**BRIEF:**
Wherever a line in the data below holds "NTFS", copy that line.

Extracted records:

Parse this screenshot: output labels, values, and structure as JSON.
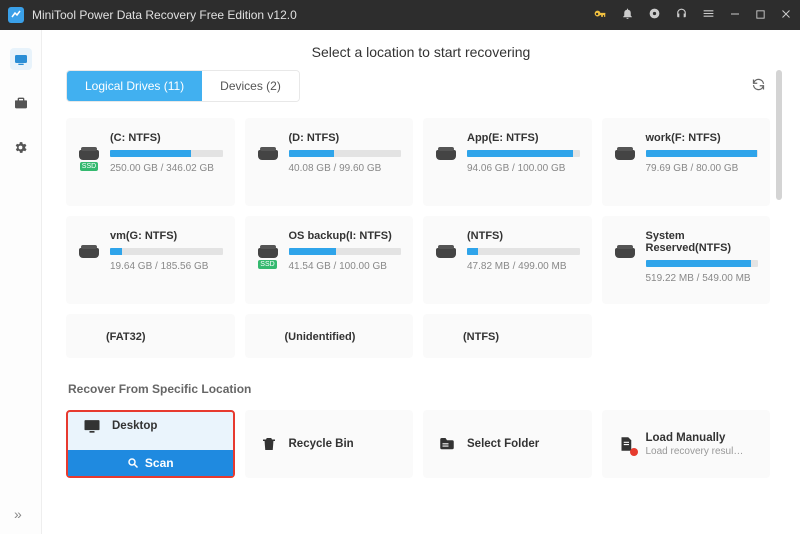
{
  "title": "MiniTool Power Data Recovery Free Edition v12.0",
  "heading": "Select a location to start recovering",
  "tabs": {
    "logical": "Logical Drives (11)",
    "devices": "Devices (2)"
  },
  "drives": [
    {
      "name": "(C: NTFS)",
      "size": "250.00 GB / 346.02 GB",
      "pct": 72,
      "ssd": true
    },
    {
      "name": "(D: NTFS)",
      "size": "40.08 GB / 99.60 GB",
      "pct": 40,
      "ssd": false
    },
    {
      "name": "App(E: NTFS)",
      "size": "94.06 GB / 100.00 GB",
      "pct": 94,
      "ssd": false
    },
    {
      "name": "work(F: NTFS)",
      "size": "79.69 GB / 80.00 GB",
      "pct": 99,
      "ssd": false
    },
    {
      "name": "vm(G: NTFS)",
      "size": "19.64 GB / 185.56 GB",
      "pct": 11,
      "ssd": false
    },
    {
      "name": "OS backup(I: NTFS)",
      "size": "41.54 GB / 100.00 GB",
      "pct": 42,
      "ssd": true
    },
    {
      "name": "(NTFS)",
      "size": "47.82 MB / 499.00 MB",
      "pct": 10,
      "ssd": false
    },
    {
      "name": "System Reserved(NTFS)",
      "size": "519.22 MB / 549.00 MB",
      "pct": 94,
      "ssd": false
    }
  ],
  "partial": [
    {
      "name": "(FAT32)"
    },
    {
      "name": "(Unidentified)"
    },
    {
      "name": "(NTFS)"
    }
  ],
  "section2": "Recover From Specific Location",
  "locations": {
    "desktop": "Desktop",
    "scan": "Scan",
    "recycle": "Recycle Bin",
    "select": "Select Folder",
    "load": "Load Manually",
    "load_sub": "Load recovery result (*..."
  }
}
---
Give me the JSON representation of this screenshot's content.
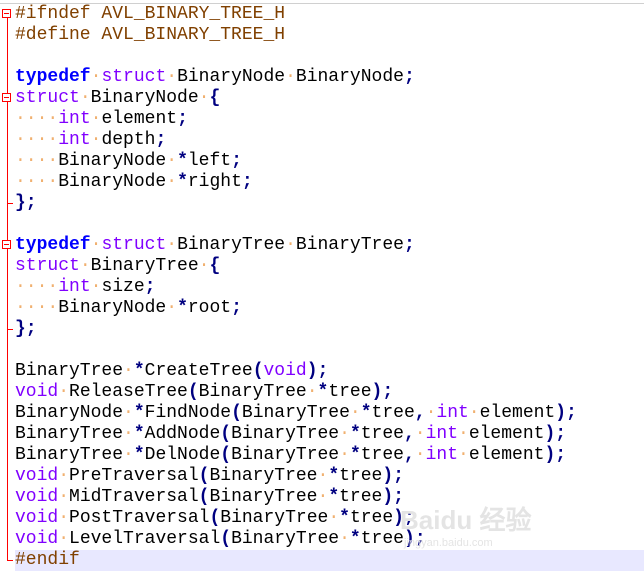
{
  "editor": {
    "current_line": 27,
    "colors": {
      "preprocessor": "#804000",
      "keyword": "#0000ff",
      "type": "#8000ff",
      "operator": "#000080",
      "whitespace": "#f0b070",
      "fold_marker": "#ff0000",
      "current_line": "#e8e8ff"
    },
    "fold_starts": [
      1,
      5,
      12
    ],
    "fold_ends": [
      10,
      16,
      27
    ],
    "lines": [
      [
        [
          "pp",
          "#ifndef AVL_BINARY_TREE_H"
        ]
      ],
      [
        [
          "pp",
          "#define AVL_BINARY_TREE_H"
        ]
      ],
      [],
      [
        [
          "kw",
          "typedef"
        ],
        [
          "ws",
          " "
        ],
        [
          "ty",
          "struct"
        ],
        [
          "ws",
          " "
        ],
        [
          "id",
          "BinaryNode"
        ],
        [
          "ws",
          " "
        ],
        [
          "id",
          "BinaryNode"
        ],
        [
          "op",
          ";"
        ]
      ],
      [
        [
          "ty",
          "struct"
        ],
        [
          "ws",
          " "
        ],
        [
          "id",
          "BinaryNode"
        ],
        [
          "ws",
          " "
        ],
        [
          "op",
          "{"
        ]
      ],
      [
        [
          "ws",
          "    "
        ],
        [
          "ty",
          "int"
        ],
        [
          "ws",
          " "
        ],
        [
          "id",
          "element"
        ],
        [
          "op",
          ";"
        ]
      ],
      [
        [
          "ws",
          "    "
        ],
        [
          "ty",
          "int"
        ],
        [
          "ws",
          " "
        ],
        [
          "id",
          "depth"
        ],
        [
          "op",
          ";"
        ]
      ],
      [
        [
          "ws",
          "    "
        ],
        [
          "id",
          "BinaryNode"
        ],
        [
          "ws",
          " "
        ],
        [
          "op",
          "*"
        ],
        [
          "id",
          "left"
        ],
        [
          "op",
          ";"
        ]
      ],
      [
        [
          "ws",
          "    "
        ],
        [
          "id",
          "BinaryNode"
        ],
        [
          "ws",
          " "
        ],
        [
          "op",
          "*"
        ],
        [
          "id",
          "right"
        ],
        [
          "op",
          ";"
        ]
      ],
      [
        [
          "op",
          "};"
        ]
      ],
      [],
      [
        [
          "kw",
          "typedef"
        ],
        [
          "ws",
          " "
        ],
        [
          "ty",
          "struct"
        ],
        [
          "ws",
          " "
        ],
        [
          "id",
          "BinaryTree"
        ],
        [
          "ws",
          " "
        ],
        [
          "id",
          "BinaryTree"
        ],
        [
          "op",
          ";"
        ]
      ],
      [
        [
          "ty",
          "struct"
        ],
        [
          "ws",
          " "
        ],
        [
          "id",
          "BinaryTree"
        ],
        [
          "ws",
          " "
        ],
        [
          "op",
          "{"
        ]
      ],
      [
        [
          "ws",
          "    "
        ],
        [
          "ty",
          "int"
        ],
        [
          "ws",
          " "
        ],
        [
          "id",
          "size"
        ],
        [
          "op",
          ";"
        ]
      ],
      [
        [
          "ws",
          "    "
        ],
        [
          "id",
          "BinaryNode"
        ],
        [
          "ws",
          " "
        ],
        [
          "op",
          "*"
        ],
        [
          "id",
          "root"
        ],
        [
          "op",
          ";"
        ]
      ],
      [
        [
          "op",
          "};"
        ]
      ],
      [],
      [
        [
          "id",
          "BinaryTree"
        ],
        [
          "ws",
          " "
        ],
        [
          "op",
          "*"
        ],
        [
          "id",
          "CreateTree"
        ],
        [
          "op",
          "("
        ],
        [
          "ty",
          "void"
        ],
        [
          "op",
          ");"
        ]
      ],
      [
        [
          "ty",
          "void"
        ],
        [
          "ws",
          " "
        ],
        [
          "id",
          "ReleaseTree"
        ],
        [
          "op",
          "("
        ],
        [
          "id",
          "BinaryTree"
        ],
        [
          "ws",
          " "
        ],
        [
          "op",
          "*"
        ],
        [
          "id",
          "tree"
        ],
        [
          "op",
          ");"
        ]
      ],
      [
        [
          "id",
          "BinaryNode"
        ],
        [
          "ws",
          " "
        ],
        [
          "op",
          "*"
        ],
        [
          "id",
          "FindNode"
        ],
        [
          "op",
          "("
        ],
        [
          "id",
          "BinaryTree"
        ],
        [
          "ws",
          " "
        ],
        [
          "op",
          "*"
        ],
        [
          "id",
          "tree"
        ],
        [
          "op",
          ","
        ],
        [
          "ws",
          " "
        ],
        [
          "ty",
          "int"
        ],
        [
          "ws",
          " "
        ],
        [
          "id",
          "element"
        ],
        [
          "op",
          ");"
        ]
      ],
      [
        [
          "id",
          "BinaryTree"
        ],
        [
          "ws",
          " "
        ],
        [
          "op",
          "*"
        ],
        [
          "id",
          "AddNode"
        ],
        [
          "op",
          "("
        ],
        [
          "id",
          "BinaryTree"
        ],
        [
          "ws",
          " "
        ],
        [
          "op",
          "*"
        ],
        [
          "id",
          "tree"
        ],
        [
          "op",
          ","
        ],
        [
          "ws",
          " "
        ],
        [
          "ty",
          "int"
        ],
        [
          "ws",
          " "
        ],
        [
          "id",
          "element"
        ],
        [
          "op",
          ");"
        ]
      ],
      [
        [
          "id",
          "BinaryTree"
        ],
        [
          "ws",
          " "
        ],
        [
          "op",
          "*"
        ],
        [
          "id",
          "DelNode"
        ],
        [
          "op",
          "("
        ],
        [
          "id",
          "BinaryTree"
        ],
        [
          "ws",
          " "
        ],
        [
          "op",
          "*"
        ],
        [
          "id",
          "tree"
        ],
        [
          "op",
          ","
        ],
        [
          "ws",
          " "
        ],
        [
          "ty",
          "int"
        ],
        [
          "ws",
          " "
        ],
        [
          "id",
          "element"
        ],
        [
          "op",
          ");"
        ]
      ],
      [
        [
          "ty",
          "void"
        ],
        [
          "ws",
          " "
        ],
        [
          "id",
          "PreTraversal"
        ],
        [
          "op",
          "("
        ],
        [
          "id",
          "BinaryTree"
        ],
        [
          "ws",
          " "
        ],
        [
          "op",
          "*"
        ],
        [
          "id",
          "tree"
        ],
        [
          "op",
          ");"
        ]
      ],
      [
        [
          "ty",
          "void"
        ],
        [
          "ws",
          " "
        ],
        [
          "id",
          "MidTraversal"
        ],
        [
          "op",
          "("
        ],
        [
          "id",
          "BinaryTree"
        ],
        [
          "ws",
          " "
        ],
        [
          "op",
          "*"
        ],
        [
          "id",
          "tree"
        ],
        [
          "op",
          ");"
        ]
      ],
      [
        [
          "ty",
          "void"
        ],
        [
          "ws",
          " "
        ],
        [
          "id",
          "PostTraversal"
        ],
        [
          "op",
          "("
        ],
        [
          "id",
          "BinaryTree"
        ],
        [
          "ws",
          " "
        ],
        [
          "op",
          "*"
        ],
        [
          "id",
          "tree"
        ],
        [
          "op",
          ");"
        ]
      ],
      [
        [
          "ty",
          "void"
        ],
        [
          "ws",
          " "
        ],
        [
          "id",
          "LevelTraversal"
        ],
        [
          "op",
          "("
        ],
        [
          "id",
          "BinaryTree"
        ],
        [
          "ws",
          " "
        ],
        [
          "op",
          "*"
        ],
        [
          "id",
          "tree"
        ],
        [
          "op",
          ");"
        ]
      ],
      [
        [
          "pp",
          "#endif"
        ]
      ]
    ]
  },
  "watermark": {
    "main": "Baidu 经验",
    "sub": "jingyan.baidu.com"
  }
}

**TASK ANSWER:**
      "name": "(C: NTFS)",
      "name": "(D: NTFS)",
      "name": "App(E: NTFS)",
      "name": "work(F: NTFS)",
      "name": "vm(G: NTFS)",
      "name": "OS backup(I: NTFS)",
      "name": "(NTFS)",
      "name": "System Reserved(NTFS)",
      "name": "(NTFS)"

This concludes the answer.